In the federal lawsuit entitled Windsor v. United States, the federal court held that the federal law called the “Defense of Marriage Act” or DOMA violates the U. S. Constitution’s equal protection clause of the 5th Amendment.
In Florida estate planning and all other states of our union, married couples, but not same sex couples, may use the estate tax marital deduction which may mean the difference of paying $-0- in estate tax or hundreds of thousands of dollars in federal estate tax, a/k/a death taxes.
Edith Windsor sued the U. S. government because the government did not consider her as being married for over 40 years to her partner, Thea Spyer, now deceased. Because of DOMA, the estate of Edith’s partner got a bill from the government for approximately $363,000. The reason for the tax is that Edith was not allowed to take the marital deduction that is available to married heterosexual couples at the death of one of the spouses.
This case marks the 4th time that I’m aware of that a court has held DOMA to be unconstitutional.
- If the decisions are upheld by higher courts, that would allow same sex marriages and possibly so called “civil unions” to be valid under federal law.
- If DOMA is ultimately held to be invalid, same sex couples would then be able to file joint income tax returns and receive the benefit of the federal estate tax marital deduction, along with other benefits that are bestowed upon married couples by law.
Before same sex couples may use the Windsor case, the lower court’s decision will no doubt go through the appeals process in the federal court system and may reach the U.S. Supreme Court. If the U. S. Supremes hear the case and agree with the federal circuit court, then same sex couples will be able to use the marital deduction in estate planning and benefit from other favorable treatment married, heterosexual couples currently receive.
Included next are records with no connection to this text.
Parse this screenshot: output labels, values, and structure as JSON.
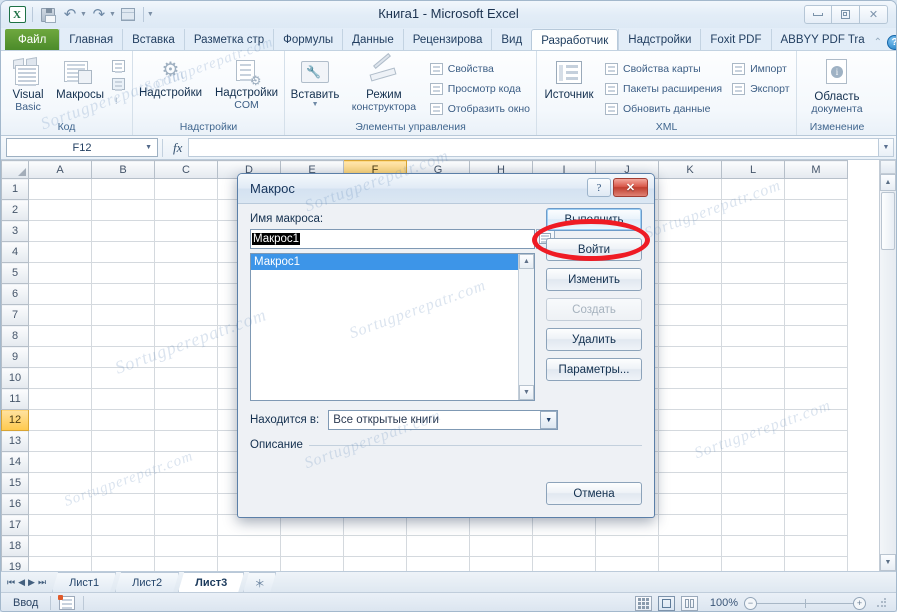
{
  "window": {
    "title": "Книга1  -  Microsoft Excel",
    "quick_access": [
      {
        "name": "excel-logo",
        "label": "X"
      },
      {
        "name": "save",
        "label": "Сохранить"
      },
      {
        "name": "undo",
        "label": "Отменить"
      },
      {
        "name": "redo",
        "label": "Вернуть"
      },
      {
        "name": "quick-print",
        "label": "Быстрая печать"
      },
      {
        "name": "customize",
        "label": "Настройка панели быстрого доступа"
      }
    ],
    "controls": {
      "minimize": "—",
      "restore": "❐",
      "close": "✕"
    }
  },
  "ribbon": {
    "tabs": [
      {
        "label": "Файл",
        "state": "file"
      },
      {
        "label": "Главная",
        "state": "normal"
      },
      {
        "label": "Вставка",
        "state": "normal"
      },
      {
        "label": "Разметка стр",
        "state": "normal"
      },
      {
        "label": "Формулы",
        "state": "normal"
      },
      {
        "label": "Данные",
        "state": "normal"
      },
      {
        "label": "Рецензирова",
        "state": "normal"
      },
      {
        "label": "Вид",
        "state": "normal"
      },
      {
        "label": "Разработчик",
        "state": "active"
      },
      {
        "label": "Надстройки",
        "state": "normal"
      },
      {
        "label": "Foxit PDF",
        "state": "normal"
      },
      {
        "label": "ABBYY PDF Tra",
        "state": "normal"
      }
    ],
    "help_label": "?",
    "groups": [
      {
        "title": "Код",
        "big_buttons": [
          {
            "label_line1": "Visual",
            "label_line2": "Basic",
            "icon": "visual-basic-icon"
          },
          {
            "label_line1": "Макросы",
            "label_line2": "",
            "icon": "macros-icon"
          }
        ],
        "small_buttons": [
          {
            "label": "",
            "icon": "record-macro-icon"
          },
          {
            "label": "",
            "icon": "relative-references-icon"
          },
          {
            "label": "",
            "icon": "macro-security-icon"
          }
        ]
      },
      {
        "title": "Надстройки",
        "big_buttons": [
          {
            "label_line1": "Надстройки",
            "label_line2": "",
            "icon": "add-ins-icon"
          },
          {
            "label_line1": "Надстройки",
            "label_line2": "COM",
            "icon": "com-add-ins-icon"
          }
        ],
        "small_buttons": []
      },
      {
        "title": "Элементы управления",
        "big_buttons": [
          {
            "label_line1": "Вставить",
            "label_line2": "",
            "icon": "insert-control-icon"
          },
          {
            "label_line1": "Режим",
            "label_line2": "конструктора",
            "icon": "design-mode-icon"
          }
        ],
        "small_buttons": [
          {
            "label": "Свойства",
            "icon": "properties-icon"
          },
          {
            "label": "Просмотр кода",
            "icon": "view-code-icon"
          },
          {
            "label": "Отобразить окно",
            "icon": "show-dialog-icon"
          }
        ]
      },
      {
        "title": "XML",
        "big_buttons": [
          {
            "label_line1": "Источник",
            "label_line2": "",
            "icon": "xml-source-icon"
          }
        ],
        "small_buttons": [
          {
            "label": "Свойства карты",
            "icon": "map-properties-icon"
          },
          {
            "label": "Пакеты расширения",
            "icon": "expansion-packs-icon"
          },
          {
            "label": "Обновить данные",
            "icon": "refresh-data-icon"
          },
          {
            "label": "Импорт",
            "icon": "import-icon"
          },
          {
            "label": "Экспорт",
            "icon": "export-icon"
          }
        ]
      },
      {
        "title": "Изменение",
        "big_buttons": [
          {
            "label_line1": "Область",
            "label_line2": "документа",
            "icon": "document-panel-icon"
          }
        ],
        "small_buttons": []
      }
    ]
  },
  "formula_bar": {
    "name_box": "F12",
    "fx_label": "fx",
    "formula_value": ""
  },
  "grid": {
    "columns": [
      "A",
      "B",
      "C",
      "D",
      "E",
      "F",
      "G",
      "H",
      "I",
      "J",
      "K",
      "L",
      "M"
    ],
    "rows": [
      1,
      2,
      3,
      4,
      5,
      6,
      7,
      8,
      9,
      10,
      11,
      12,
      13,
      14,
      15,
      16,
      17,
      18,
      19
    ],
    "selected_row": 12,
    "selected_column": "F"
  },
  "sheet_tabs": {
    "nav": [
      "⏮",
      "◀",
      "▶",
      "⏭"
    ],
    "tabs": [
      {
        "label": "Лист1",
        "active": false
      },
      {
        "label": "Лист2",
        "active": false
      },
      {
        "label": "Лист3",
        "active": true
      }
    ],
    "new_sheet_label": "＊"
  },
  "status_bar": {
    "mode": "Ввод",
    "zoom": "100%",
    "views": [
      "normal-view",
      "page-layout-view",
      "page-break-view"
    ]
  },
  "dialog": {
    "title": "Макрос",
    "help_label": "?",
    "close_label": "✕",
    "macro_name_label": "Имя макроса:",
    "macro_name_value": "Макрос1",
    "macro_list": [
      {
        "label": "Макрос1",
        "selected": true
      }
    ],
    "location_label": "Находится в:",
    "location_value": "Все открытые книги",
    "description_label": "Описание",
    "description_value": "",
    "buttons": [
      {
        "label": "Выполнить",
        "state": "primary"
      },
      {
        "label": "Войти",
        "state": "normal"
      },
      {
        "label": "Изменить",
        "state": "normal"
      },
      {
        "label": "Создать",
        "state": "disabled"
      },
      {
        "label": "Удалить",
        "state": "normal"
      },
      {
        "label": "Параметры...",
        "state": "normal"
      }
    ],
    "cancel_label": "Отмена",
    "highlight_color": "#ef1b24",
    "highlighted_button": "Выполнить"
  },
  "watermarks": [
    {
      "text": "Sortugperepatr.com"
    },
    {
      "text": "Sortugperepatr.com"
    },
    {
      "text": "Sortugperepatr.com"
    },
    {
      "text": "Sortugperepatr.com"
    },
    {
      "text": "Sortugperepatr.com"
    },
    {
      "text": "Sortugperepatr.com"
    },
    {
      "text": "Sortugperepatr.com"
    },
    {
      "text": "Sortugperepatr.com"
    },
    {
      "text": "Sortugperepatr.com"
    }
  ]
}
Stayed tuned. Assuming the case does go to the U. S. Supreme Court, it will be many months before we may read about a decision as to whether DOMA is good or bad law.